• [Exercise description]:
Print each entry again exactly as written, and keep the pictures out.

• [Data shown]:
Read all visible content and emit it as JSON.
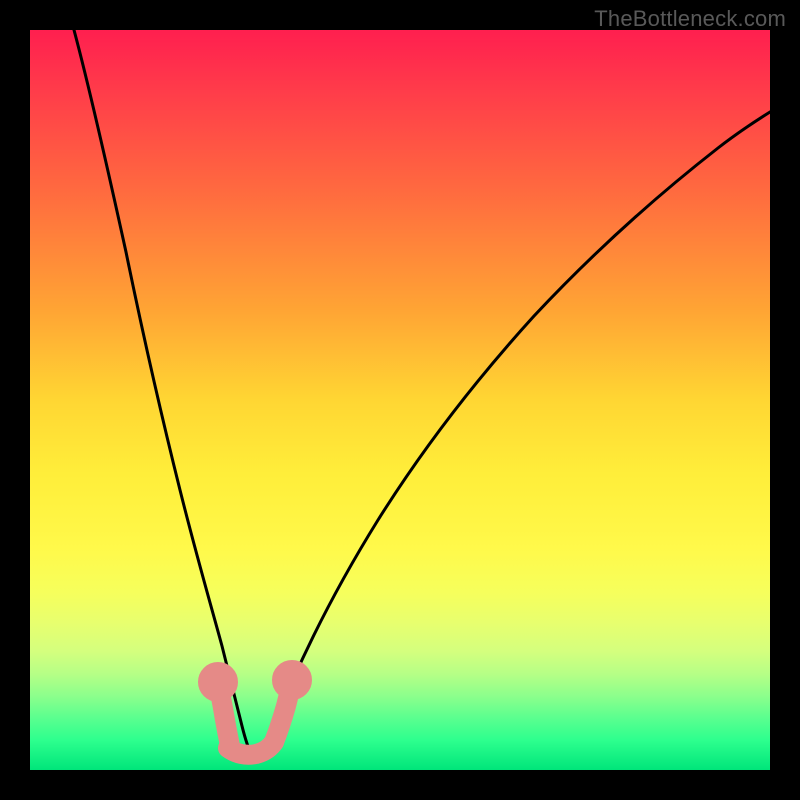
{
  "watermark": "TheBottleneck.com",
  "chart_data": {
    "type": "line",
    "title": "",
    "xlabel": "",
    "ylabel": "",
    "xlim": [
      0,
      100
    ],
    "ylim": [
      0,
      100
    ],
    "series": [
      {
        "name": "bottleneck-curve",
        "x": [
          6,
          8,
          10,
          12,
          14,
          16,
          18,
          20,
          22,
          24,
          25,
          26,
          27,
          28,
          29.5,
          31,
          33,
          36,
          40,
          45,
          50,
          56,
          63,
          72,
          82,
          94,
          100
        ],
        "y": [
          100,
          90,
          80,
          70,
          60,
          50,
          41,
          32,
          24,
          16,
          12,
          8,
          5,
          3,
          2,
          3,
          6,
          12,
          20,
          30,
          39,
          48,
          56,
          64,
          72,
          79,
          82
        ]
      },
      {
        "name": "highlight-band",
        "x": [
          25,
          26,
          27,
          28,
          29.5,
          31
        ],
        "y": [
          12,
          8,
          5,
          3,
          2,
          6
        ]
      }
    ],
    "colors": {
      "curve": "#000000",
      "highlight": "#e58a87",
      "gradient_top": "#ff1f4f",
      "gradient_bottom": "#00e57a"
    }
  }
}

• [Answer to this task]:
Read all visible content and emit it as JSON.
{
  "watermark": "TheBottleneck.com",
  "chart_data": {
    "type": "line",
    "title": "",
    "xlabel": "",
    "ylabel": "",
    "xlim": [
      0,
      100
    ],
    "ylim": [
      0,
      100
    ],
    "series": [
      {
        "name": "bottleneck-curve",
        "x": [
          6,
          8,
          10,
          12,
          14,
          16,
          18,
          20,
          22,
          24,
          25,
          26,
          27,
          28,
          29.5,
          31,
          33,
          36,
          40,
          45,
          50,
          56,
          63,
          72,
          82,
          94,
          100
        ],
        "y": [
          100,
          90,
          80,
          70,
          60,
          50,
          41,
          32,
          24,
          16,
          12,
          8,
          5,
          3,
          2,
          3,
          6,
          12,
          20,
          30,
          39,
          48,
          56,
          64,
          72,
          79,
          82
        ]
      },
      {
        "name": "highlight-band",
        "x": [
          25,
          26,
          27,
          28,
          29.5,
          31
        ],
        "y": [
          12,
          8,
          5,
          3,
          2,
          6
        ]
      }
    ],
    "colors": {
      "curve": "#000000",
      "highlight": "#e58a87",
      "gradient_top": "#ff1f4f",
      "gradient_bottom": "#00e57a"
    }
  }
}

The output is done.